The motion of nanomotors triggered by light sources will provide new alternative routes to power nanoarchitectures without the need of chemical fuels. However, most light-driven nanomotors are triggered by UV-light, near infrared reflection, or laser sources. It is demonstrated that nanocap shaped Au/TiO2 nanomotors (175 nm in diameter) display increased Brownian motion in the presence of broad spectrum visible light. The motion results from the surface plasmon resonance effect leading to self-electrophoresis between the Au and TiO2 layers, a mechanism called plasmonic photocatalytic effect in the field of photocatalysis. This mechanism is experimentally characterized by electron energy loss spectroscopy, energy-filtered transmission electron microscopy, and optical video tracking. This mechanism is also studied in a more theoretical manner using numerical finite-difference time-domain simulations. The ability to power nanomaterials with visible light may result in entirely new applications for externally powered micro/nanomotors.

JTD Keywords: Enhanced Brownian motion, Fuel-free nanomotors, Nanomachines, Self-electrophoresis, Visible light

Izquierdo-Serra, Mercè, Trauner, Dirk, Llobet, Artur, Gorostiza, Pau, (2013). Optical control of calcium-regulated exocytosis Biochimica et Biophysica Acta (BBA) - General Subjects , 1830, (3), 2853-2860

Background Neurons signal to each other and to non-neuronal cells as those in muscle or glands, by means of the secretion of neurotransmitters at chemical synapses. In order to dissect the molecular mechanisms of neurotransmission, new methods for directly and reversibly triggering neurosecretion at the presynaptic terminal are necessary. Here we exploit the calcium permeability of the light-gated channel LiGluR in order to reversibly manipulate cytosolic calcium concentration, thus controlling calcium-regulated exocytosis. Methods Bovine chromaffin cells expressing LiGluR were stimulated with light. Exocytic events were detected by amperometry or by whole-cell patch-clamp to quantify membrane capacitance and calcium influx. Results Amperometry reveals that optical stimulation consistently triggers exocytosis in chromaffin cells. Secretion of catecholamines can be adjusted between zero and several Hz by changing the wavelength of illumination. Differences in secretion efficacy are found between the activation of LiGluR and native voltage-gated calcium channels (VGCCs). Our results show that the distance between sites of calcium influx and vesicles ready to be released is longer when calcium influx is triggered by LiGluR instead of native VGCCs. Conclusion and general significance LiGluR activation directly and reversibly increases the intracellular calcium concentration. Light-gated calcium influx allows for the first time to control calcium-regulated exocytosis without the need of applying depolarizing solutions or voltage clamping in chromaffin cells.

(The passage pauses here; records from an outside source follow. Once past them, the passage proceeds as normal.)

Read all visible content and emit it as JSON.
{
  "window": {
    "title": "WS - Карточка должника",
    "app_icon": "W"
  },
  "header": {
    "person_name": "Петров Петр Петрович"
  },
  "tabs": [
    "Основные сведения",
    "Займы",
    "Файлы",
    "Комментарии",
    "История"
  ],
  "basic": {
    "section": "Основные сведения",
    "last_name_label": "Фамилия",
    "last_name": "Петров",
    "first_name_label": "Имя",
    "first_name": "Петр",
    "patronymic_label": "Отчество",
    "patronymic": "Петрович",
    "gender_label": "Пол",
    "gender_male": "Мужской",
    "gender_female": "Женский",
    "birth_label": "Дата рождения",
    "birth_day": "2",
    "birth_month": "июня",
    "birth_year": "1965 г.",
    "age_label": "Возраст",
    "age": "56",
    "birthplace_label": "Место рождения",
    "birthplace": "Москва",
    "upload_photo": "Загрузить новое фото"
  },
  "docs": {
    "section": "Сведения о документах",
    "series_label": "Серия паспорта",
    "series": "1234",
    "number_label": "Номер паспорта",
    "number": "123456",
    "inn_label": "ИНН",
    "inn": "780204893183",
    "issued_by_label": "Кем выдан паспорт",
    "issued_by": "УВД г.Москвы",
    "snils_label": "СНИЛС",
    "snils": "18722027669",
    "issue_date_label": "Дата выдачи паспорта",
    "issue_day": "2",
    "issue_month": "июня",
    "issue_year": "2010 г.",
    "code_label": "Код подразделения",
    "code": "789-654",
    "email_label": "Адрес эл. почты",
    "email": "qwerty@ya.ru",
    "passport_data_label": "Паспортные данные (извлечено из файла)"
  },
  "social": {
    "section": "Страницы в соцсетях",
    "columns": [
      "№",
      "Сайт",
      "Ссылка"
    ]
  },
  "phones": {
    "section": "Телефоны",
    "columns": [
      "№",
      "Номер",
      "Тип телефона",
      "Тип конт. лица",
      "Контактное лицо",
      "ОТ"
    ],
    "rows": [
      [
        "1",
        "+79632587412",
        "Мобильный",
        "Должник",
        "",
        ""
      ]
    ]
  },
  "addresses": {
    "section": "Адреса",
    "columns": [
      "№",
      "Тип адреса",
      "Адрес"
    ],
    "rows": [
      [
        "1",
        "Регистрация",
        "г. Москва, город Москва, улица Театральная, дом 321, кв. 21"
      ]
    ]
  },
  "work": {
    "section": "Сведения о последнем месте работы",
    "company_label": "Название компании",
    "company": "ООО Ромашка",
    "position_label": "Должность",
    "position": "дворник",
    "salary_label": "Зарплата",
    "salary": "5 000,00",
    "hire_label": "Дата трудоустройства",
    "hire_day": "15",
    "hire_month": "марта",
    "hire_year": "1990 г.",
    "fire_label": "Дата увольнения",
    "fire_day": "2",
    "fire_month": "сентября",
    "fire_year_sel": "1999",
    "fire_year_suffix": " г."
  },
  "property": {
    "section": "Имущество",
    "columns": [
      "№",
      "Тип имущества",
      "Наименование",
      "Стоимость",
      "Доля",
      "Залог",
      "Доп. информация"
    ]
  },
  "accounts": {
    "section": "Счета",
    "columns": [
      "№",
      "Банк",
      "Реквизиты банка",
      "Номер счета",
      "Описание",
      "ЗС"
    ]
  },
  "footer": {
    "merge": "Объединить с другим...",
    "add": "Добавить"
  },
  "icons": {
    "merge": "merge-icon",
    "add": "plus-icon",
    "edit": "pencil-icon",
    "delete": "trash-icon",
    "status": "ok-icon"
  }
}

Thus, LiGluR is a useful tool to study the secretory mechanisms and their spatiotemporal patterns in neurotransmission, and opens a window to study other calcium-dependent processes such as muscular contraction or cell migration.

JTD Keywords: Optical control, Calcium, Exocytosis, Light-gated glutamate receptor (LiGluR), Neurotransmission, Optogenetics

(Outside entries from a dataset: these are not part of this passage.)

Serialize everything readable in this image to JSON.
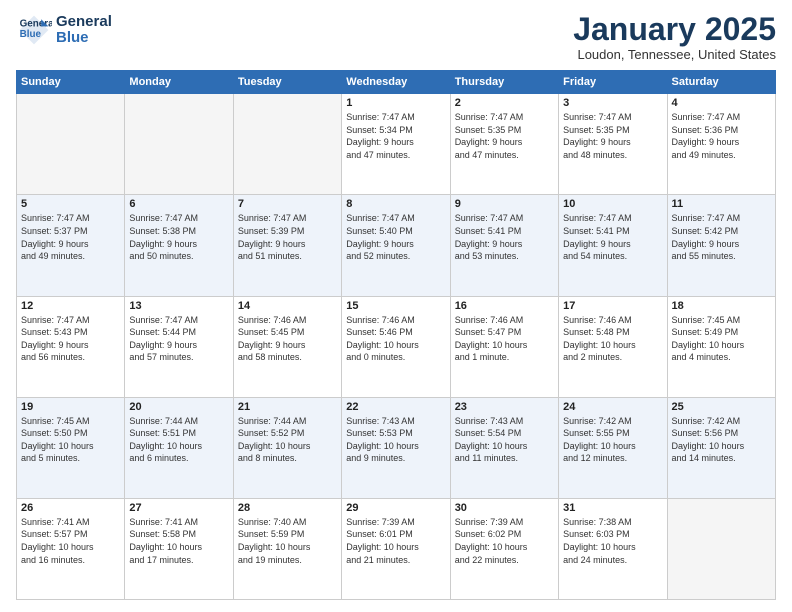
{
  "logo": {
    "line1": "General",
    "line2": "Blue"
  },
  "title": "January 2025",
  "location": "Loudon, Tennessee, United States",
  "days_of_week": [
    "Sunday",
    "Monday",
    "Tuesday",
    "Wednesday",
    "Thursday",
    "Friday",
    "Saturday"
  ],
  "weeks": [
    {
      "alt": false,
      "days": [
        {
          "num": "",
          "detail": ""
        },
        {
          "num": "",
          "detail": ""
        },
        {
          "num": "",
          "detail": ""
        },
        {
          "num": "1",
          "detail": "Sunrise: 7:47 AM\nSunset: 5:34 PM\nDaylight: 9 hours\nand 47 minutes."
        },
        {
          "num": "2",
          "detail": "Sunrise: 7:47 AM\nSunset: 5:35 PM\nDaylight: 9 hours\nand 47 minutes."
        },
        {
          "num": "3",
          "detail": "Sunrise: 7:47 AM\nSunset: 5:35 PM\nDaylight: 9 hours\nand 48 minutes."
        },
        {
          "num": "4",
          "detail": "Sunrise: 7:47 AM\nSunset: 5:36 PM\nDaylight: 9 hours\nand 49 minutes."
        }
      ]
    },
    {
      "alt": true,
      "days": [
        {
          "num": "5",
          "detail": "Sunrise: 7:47 AM\nSunset: 5:37 PM\nDaylight: 9 hours\nand 49 minutes."
        },
        {
          "num": "6",
          "detail": "Sunrise: 7:47 AM\nSunset: 5:38 PM\nDaylight: 9 hours\nand 50 minutes."
        },
        {
          "num": "7",
          "detail": "Sunrise: 7:47 AM\nSunset: 5:39 PM\nDaylight: 9 hours\nand 51 minutes."
        },
        {
          "num": "8",
          "detail": "Sunrise: 7:47 AM\nSunset: 5:40 PM\nDaylight: 9 hours\nand 52 minutes."
        },
        {
          "num": "9",
          "detail": "Sunrise: 7:47 AM\nSunset: 5:41 PM\nDaylight: 9 hours\nand 53 minutes."
        },
        {
          "num": "10",
          "detail": "Sunrise: 7:47 AM\nSunset: 5:41 PM\nDaylight: 9 hours\nand 54 minutes."
        },
        {
          "num": "11",
          "detail": "Sunrise: 7:47 AM\nSunset: 5:42 PM\nDaylight: 9 hours\nand 55 minutes."
        }
      ]
    },
    {
      "alt": false,
      "days": [
        {
          "num": "12",
          "detail": "Sunrise: 7:47 AM\nSunset: 5:43 PM\nDaylight: 9 hours\nand 56 minutes."
        },
        {
          "num": "13",
          "detail": "Sunrise: 7:47 AM\nSunset: 5:44 PM\nDaylight: 9 hours\nand 57 minutes."
        },
        {
          "num": "14",
          "detail": "Sunrise: 7:46 AM\nSunset: 5:45 PM\nDaylight: 9 hours\nand 58 minutes."
        },
        {
          "num": "15",
          "detail": "Sunrise: 7:46 AM\nSunset: 5:46 PM\nDaylight: 10 hours\nand 0 minutes."
        },
        {
          "num": "16",
          "detail": "Sunrise: 7:46 AM\nSunset: 5:47 PM\nDaylight: 10 hours\nand 1 minute."
        },
        {
          "num": "17",
          "detail": "Sunrise: 7:46 AM\nSunset: 5:48 PM\nDaylight: 10 hours\nand 2 minutes."
        },
        {
          "num": "18",
          "detail": "Sunrise: 7:45 AM\nSunset: 5:49 PM\nDaylight: 10 hours\nand 4 minutes."
        }
      ]
    },
    {
      "alt": true,
      "days": [
        {
          "num": "19",
          "detail": "Sunrise: 7:45 AM\nSunset: 5:50 PM\nDaylight: 10 hours\nand 5 minutes."
        },
        {
          "num": "20",
          "detail": "Sunrise: 7:44 AM\nSunset: 5:51 PM\nDaylight: 10 hours\nand 6 minutes."
        },
        {
          "num": "21",
          "detail": "Sunrise: 7:44 AM\nSunset: 5:52 PM\nDaylight: 10 hours\nand 8 minutes."
        },
        {
          "num": "22",
          "detail": "Sunrise: 7:43 AM\nSunset: 5:53 PM\nDaylight: 10 hours\nand 9 minutes."
        },
        {
          "num": "23",
          "detail": "Sunrise: 7:43 AM\nSunset: 5:54 PM\nDaylight: 10 hours\nand 11 minutes."
        },
        {
          "num": "24",
          "detail": "Sunrise: 7:42 AM\nSunset: 5:55 PM\nDaylight: 10 hours\nand 12 minutes."
        },
        {
          "num": "25",
          "detail": "Sunrise: 7:42 AM\nSunset: 5:56 PM\nDaylight: 10 hours\nand 14 minutes."
        }
      ]
    },
    {
      "alt": false,
      "days": [
        {
          "num": "26",
          "detail": "Sunrise: 7:41 AM\nSunset: 5:57 PM\nDaylight: 10 hours\nand 16 minutes."
        },
        {
          "num": "27",
          "detail": "Sunrise: 7:41 AM\nSunset: 5:58 PM\nDaylight: 10 hours\nand 17 minutes."
        },
        {
          "num": "28",
          "detail": "Sunrise: 7:40 AM\nSunset: 5:59 PM\nDaylight: 10 hours\nand 19 minutes."
        },
        {
          "num": "29",
          "detail": "Sunrise: 7:39 AM\nSunset: 6:01 PM\nDaylight: 10 hours\nand 21 minutes."
        },
        {
          "num": "30",
          "detail": "Sunrise: 7:39 AM\nSunset: 6:02 PM\nDaylight: 10 hours\nand 22 minutes."
        },
        {
          "num": "31",
          "detail": "Sunrise: 7:38 AM\nSunset: 6:03 PM\nDaylight: 10 hours\nand 24 minutes."
        },
        {
          "num": "",
          "detail": ""
        }
      ]
    }
  ]
}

Gorostiza, P., Isacoff, E. Y., (2008). Optical switches for remote and noninvasive control of cell signaling Science 322, (5900), 395-399

Although the identity and interactions of signaling proteins have been studied in great detail, the complexity of signaling networks cannot be fully understood without elucidating the timing and location of activity of individual proteins. To do this, one needs a means for detecting and controlling specific signaling events. An attractive approach is to use light, both to report on and control signaling proteins in cells, because light can probe cells in real time with minimal damage. Although optical detection of signaling events has been successful for some time, the development of the means for optical control has accelerated only recently. Of particular interest is the development of chemically engineered proteins that are directly sensitive to light.

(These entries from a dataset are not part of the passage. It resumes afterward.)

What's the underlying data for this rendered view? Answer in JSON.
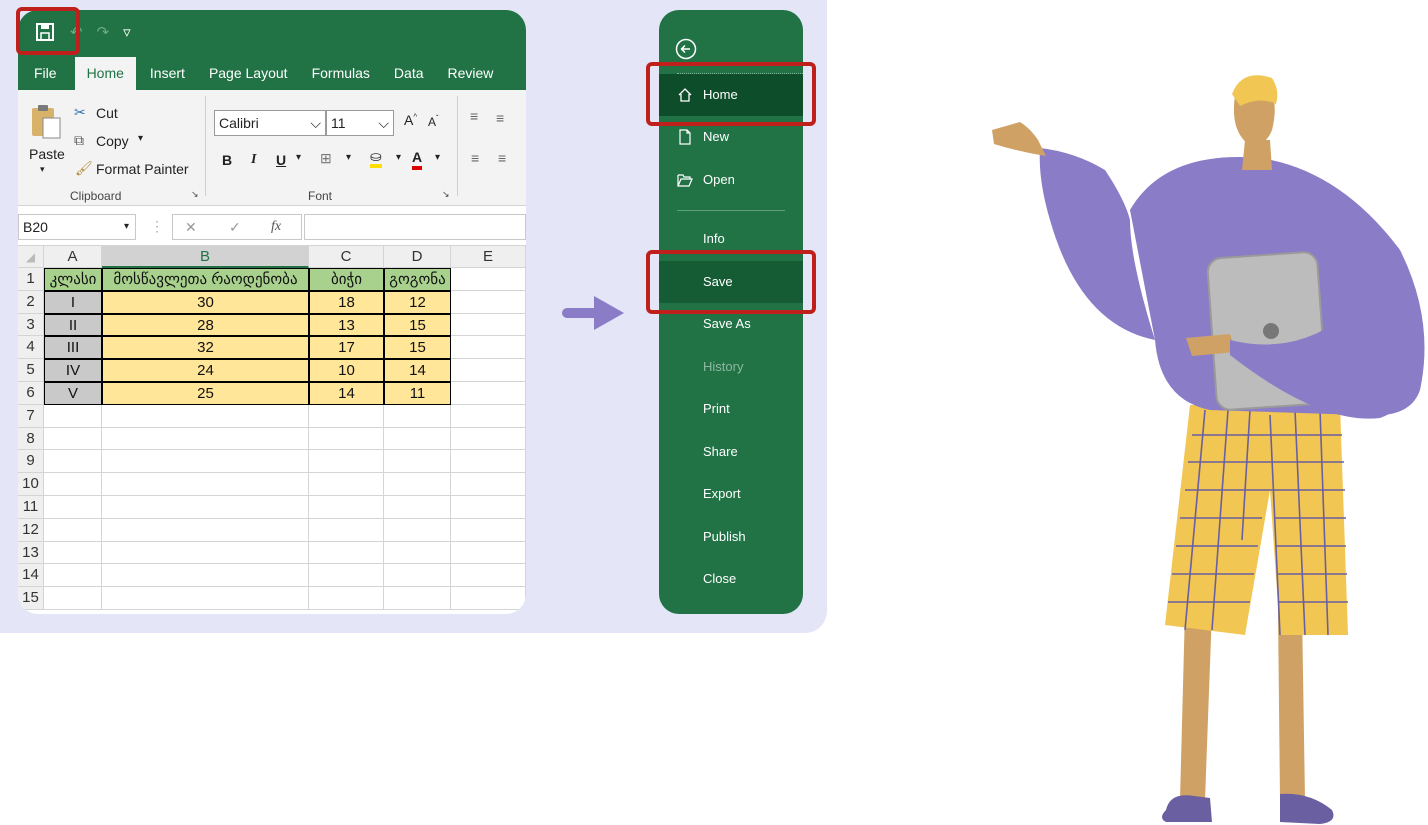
{
  "excel": {
    "qat": {
      "undo": "↶",
      "redo": "↷",
      "more": "▿"
    },
    "tabs": [
      "File",
      "Home",
      "Insert",
      "Page Layout",
      "Formulas",
      "Data",
      "Review"
    ],
    "clipboard": {
      "paste": "Paste",
      "cut": "Cut",
      "copy": "Copy",
      "format_painter": "Format Painter",
      "label": "Clipboard"
    },
    "font": {
      "name": "Calibri",
      "size": "11",
      "bold": "B",
      "italic": "I",
      "underline": "U",
      "label": "Font"
    },
    "formula_bar": {
      "name_box": "B20",
      "fx": "fx",
      "cancel": "✕",
      "enter": "✓"
    },
    "columns": [
      "A",
      "B",
      "C",
      "D",
      "E"
    ],
    "rows": [
      "1",
      "2",
      "3",
      "4",
      "5",
      "6",
      "7",
      "8",
      "9",
      "10",
      "11",
      "12",
      "13",
      "14",
      "15"
    ],
    "table_header": [
      "კლასი",
      "მოსწავლეთა რაოდენობა",
      "ბიჭი",
      "გოგონა"
    ],
    "table_rows": [
      [
        "I",
        "30",
        "18",
        "12"
      ],
      [
        "II",
        "28",
        "13",
        "15"
      ],
      [
        "III",
        "32",
        "17",
        "15"
      ],
      [
        "IV",
        "24",
        "10",
        "14"
      ],
      [
        "V",
        "25",
        "14",
        "11"
      ]
    ]
  },
  "file_menu": {
    "items": [
      {
        "label": "Home",
        "icon": "home-icon"
      },
      {
        "label": "New",
        "icon": "new-doc-icon"
      },
      {
        "label": "Open",
        "icon": "open-folder-icon"
      },
      {
        "label": "Info"
      },
      {
        "label": "Save"
      },
      {
        "label": "Save As"
      },
      {
        "label": "History"
      },
      {
        "label": "Print"
      },
      {
        "label": "Share"
      },
      {
        "label": "Export"
      },
      {
        "label": "Publish"
      },
      {
        "label": "Close"
      }
    ]
  },
  "colors": {
    "excel_green": "#217346",
    "highlight_red": "#c0201b",
    "panel_bg": "#e4e5f6",
    "header_green": "#a9d18e",
    "data_yellow": "#ffe699",
    "class_grey": "#c9c9c9",
    "arrow": "#8b7cc8"
  }
}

JTD Keywords: Ion channels, Acetylcholine receptor, Glutamate-receptor, Potassium channel, K+ channel, Light, Neurons, Channelrhodopsin-2, Manipulation, Activation